__WORK TO COMPLETE__
Give back every entry below, exactly as written.

START ENTRIES PROVIDED

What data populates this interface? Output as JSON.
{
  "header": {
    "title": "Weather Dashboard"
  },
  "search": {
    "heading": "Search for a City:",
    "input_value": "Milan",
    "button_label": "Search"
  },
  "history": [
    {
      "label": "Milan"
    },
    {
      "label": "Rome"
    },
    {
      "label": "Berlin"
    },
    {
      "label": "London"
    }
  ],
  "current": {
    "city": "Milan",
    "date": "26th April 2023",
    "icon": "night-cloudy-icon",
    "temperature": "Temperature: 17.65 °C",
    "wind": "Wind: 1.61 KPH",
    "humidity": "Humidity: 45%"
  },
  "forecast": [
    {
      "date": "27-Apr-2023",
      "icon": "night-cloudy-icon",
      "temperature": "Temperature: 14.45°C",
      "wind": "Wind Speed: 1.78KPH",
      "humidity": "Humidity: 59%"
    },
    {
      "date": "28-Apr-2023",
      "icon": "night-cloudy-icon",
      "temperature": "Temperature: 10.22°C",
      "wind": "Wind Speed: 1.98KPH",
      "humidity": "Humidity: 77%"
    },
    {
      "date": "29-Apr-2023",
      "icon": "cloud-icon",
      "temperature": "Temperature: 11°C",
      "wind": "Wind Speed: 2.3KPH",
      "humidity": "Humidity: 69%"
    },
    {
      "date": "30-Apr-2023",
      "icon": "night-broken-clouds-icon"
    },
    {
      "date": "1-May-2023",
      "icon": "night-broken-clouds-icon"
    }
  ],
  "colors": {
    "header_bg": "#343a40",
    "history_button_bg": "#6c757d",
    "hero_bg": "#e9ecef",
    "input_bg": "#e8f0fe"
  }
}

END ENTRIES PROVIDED

__WRITTEN SOLUTION__
What data populates this interface? Output as JSON.
{
  "header": {
    "title": "Weather Dashboard"
  },
  "search": {
    "heading": "Search for a City:",
    "input_value": "Milan",
    "button_label": "Search"
  },
  "history": [
    {
      "label": "Milan"
    },
    {
      "label": "Rome"
    },
    {
      "label": "Berlin"
    },
    {
      "label": "London"
    }
  ],
  "current": {
    "city": "Milan",
    "date": "26th April 2023",
    "icon": "night-cloudy-icon",
    "temperature": "Temperature: 17.65 °C",
    "wind": "Wind: 1.61 KPH",
    "humidity": "Humidity: 45%"
  },
  "forecast": [
    {
      "date": "27-Apr-2023",
      "icon": "night-cloudy-icon",
      "temperature": "Temperature: 14.45°C",
      "wind": "Wind Speed: 1.78KPH",
      "humidity": "Humidity: 59%"
    },
    {
      "date": "28-Apr-2023",
      "icon": "night-cloudy-icon",
      "temperature": "Temperature: 10.22°C",
      "wind": "Wind Speed: 1.98KPH",
      "humidity": "Humidity: 77%"
    },
    {
      "date": "29-Apr-2023",
      "icon": "cloud-icon",
      "temperature": "Temperature: 11°C",
      "wind": "Wind Speed: 2.3KPH",
      "humidity": "Humidity: 69%"
    },
    {
      "date": "30-Apr-2023",
      "icon": "night-broken-clouds-icon"
    },
    {
      "date": "1-May-2023",
      "icon": "night-broken-clouds-icon"
    }
  ],
  "colors": {
    "header_bg": "#343a40",
    "history_button_bg": "#6c757d",
    "hero_bg": "#e9ecef",
    "input_bg": "#e8f0fe"
  }
}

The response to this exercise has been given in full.